The Christmas season brings lots of iconic floral decorations that reflect the colors, sentiment, and spirit of the holidays. Certain flowers have become traditional symbols and popular accents used in Christmas decorating for generations. Keep reading to learn more about the meanings and legends behind 6 flowers that represent Christmas.
No flower is more iconic for Christmas than the poinsettia with its vibrant red and green foliage. Originally from Mexico, poinsettias were introduced to the US in 1825 by Joel Roberts Poinsett, the first US ambassador to Mexico. Their association with Christmas comes from Mexican legend.
In one story, a poor girl named Pepita had no gift to bring to the Christmas Eve church service honoring baby Jesus. An angel told her to gather some weeds growing along the roadside. When she brought the scraggly plants to the altar, they transformed into beautiful red flowers with star-shaped leaves – the poinsettia.
Native to tropical regions, poinsettias are now the world’s most popular Christmas plant due to their bright seasonal color. Over 70 million are sold each holiday season!
The Christmas cactus is another winter-blooming plant traditionally associated with the holidays. Botanically known as Schlumbergera, this flowering cactus produces showy blooms in shades of red, pink, purple, orange and white from late fall through winter based on providing the right conditions.
Christmas cactus requires more water and less sun than regular cacti to set buds and flowers. When grown as a houseplant and triggered to bloom around Christmas time, it is known as the Thanksgiving cactus or Christmas cactus. First cultivated in the 1800s, it originates from Brazilian tropical forests.
Its timely flowers, ease of care and longevity make this a treasured living Christmas decoration passed down through generations.
Amaryllis are popular and elegant Christmas flowers that grow from bulbs, scientifically known as Hippeastrum. Their huge, trumpet-shaped blooms come in festive shades of red, white and pink and blossom atop tall, sturdy flower stalks.
According to Greek mythology, the amaryllis plant first sprouted from the blood of a timid shepherdess named Amaryllis who pierced her own heart because her love could not be returned. Today, amaryllis symbolize pride, determination, and radiant beauty.

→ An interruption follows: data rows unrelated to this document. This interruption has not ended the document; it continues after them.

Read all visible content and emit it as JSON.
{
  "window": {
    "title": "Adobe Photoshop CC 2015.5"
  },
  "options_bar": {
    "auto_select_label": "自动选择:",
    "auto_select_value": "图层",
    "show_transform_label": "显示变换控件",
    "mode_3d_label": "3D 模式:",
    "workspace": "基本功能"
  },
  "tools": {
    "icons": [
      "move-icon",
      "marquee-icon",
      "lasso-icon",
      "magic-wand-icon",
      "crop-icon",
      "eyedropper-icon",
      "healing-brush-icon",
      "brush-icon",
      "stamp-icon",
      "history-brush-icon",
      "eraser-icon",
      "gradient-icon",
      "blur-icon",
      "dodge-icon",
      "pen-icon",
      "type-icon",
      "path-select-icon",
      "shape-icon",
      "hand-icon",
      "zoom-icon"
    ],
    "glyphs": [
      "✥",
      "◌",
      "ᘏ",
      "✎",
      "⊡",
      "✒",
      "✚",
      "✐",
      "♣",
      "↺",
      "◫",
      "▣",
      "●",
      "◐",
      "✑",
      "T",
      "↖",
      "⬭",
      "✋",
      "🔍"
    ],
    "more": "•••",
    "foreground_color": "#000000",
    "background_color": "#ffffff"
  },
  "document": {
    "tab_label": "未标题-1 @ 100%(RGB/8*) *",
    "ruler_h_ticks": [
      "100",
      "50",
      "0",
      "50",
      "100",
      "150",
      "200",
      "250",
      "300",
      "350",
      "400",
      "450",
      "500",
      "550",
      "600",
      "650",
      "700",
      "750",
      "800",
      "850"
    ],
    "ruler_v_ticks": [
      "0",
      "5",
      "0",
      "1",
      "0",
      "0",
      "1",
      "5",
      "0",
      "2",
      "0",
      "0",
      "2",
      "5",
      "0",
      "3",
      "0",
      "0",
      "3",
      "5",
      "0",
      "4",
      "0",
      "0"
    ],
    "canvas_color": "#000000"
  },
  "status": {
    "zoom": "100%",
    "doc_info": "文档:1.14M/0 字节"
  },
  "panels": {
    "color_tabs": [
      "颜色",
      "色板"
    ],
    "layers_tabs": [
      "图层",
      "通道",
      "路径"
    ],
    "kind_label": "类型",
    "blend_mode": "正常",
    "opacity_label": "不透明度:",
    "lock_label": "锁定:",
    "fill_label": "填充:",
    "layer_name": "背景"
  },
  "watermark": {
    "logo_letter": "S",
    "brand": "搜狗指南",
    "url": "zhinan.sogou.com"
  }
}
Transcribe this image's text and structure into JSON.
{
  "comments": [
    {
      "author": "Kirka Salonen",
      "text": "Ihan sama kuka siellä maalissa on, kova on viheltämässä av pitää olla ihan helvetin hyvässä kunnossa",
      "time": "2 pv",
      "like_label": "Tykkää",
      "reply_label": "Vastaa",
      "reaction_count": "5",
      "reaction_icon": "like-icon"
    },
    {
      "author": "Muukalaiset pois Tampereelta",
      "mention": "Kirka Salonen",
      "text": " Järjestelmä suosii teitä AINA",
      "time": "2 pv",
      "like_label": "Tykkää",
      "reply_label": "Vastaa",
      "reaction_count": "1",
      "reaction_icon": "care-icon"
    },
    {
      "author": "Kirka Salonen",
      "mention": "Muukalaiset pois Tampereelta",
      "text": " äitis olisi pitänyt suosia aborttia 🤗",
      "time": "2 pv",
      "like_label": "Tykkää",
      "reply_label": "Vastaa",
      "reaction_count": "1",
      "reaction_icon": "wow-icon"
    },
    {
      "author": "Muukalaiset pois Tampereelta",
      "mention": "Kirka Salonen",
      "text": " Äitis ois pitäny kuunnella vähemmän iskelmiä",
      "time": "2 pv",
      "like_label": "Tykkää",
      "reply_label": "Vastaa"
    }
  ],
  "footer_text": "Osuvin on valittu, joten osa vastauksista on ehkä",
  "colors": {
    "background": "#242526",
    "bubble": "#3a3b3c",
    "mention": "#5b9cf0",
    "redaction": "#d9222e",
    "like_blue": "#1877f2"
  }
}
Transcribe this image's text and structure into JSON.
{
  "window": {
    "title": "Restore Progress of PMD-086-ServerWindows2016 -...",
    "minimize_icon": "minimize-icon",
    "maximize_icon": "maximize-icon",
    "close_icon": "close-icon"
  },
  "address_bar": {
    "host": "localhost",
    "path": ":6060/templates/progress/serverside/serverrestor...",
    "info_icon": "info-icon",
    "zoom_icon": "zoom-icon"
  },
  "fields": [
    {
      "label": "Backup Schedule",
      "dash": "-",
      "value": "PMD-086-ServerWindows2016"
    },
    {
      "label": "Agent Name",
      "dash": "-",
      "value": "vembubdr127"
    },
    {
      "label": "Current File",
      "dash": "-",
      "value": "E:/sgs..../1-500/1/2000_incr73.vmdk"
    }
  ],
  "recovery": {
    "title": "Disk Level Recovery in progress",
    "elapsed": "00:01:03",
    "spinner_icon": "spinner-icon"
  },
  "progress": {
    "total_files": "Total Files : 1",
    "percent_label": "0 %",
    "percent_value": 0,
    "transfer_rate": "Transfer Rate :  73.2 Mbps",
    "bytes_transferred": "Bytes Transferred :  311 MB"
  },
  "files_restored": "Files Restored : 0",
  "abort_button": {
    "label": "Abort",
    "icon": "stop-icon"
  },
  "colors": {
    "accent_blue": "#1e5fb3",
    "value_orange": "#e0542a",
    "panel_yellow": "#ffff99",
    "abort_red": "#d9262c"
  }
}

When amaryllis bulbs are timed to bloom for the holidays, they are commonly called Christmas amaryllis. The gorgeous flowers last throughout the festive season, brightening spirits and interior decor.
Despite its name, the Christmas rose is not actually related to roses but is a member of the buttercup family. Its botanical name is Helleborus niger. This evergreen perennial grows low to the ground with large, shapely white blossoms that appear from winter into spring.
Ancient legends state the Christmas rose sprouted in the snow from the tears of a young shepherdess who had no gift to present to the baby Jesus. Another tale claims angels brought the flowers to earth to commemorate Jesus’ birth. Their purity evokes the very spirit of Christmas.
Native to Europe, Christmas roses grow well in shady gardens and bloom during the normally barren winter months, making them a special floral gift from nature.
Perhaps no botanical image is more synonymous with Christmas than glossy green leaves and red berries of the holly plant. Both whole live plants and cut branches commonly adorn homes during the holidays.
In many cultures, holly represents hope, defense, domestic happiness, and eternal life due to its hardy nature and ability to bear fruit in cold winter. Decorating with holly at Christmas pays tribute to Jesus’ crown of thorns. The sharp leaves recall the suffering he endured, while the berries symbolize drops of his blood.
Over 400 species of holly exist – from tall trees to shrubs. The traditional Christmas holly is Ilex aquifolium, with glossy prickly leaves and bright red drupes.
Mistletoe is a parasitic evergreen plant most known for its role in Christmas tradition. Its stems and leaves bear white berries, earning it the nickname “all heal” for ancient beliefs that it could cure diseases and ward off evil.
In Norse mythology, mistletoe symbolized love and friendship. Today we kiss under mistletoe hung in doorways as a gesture of peace, forgiveness, and romance.
Though highly toxic, mistletoe remains intrinsic to Christmas as a decoration and romantic tradition. The custom likely derives from ancient celebrations of winter solstice and the renewal of light, life and hope.
Honor Christmas Traditions with Festive Flowers
Christmas brings out beautiful plants and floral legends that have come to represent this most wonderful time of year. When decorating your home, look for traditional blooms like poinsettias, Christmas roses, holly, and more. Display them in wreaths, centerpieces, garlands, and arrangements to fill your home with the natural beauty and symbolism of Christmas.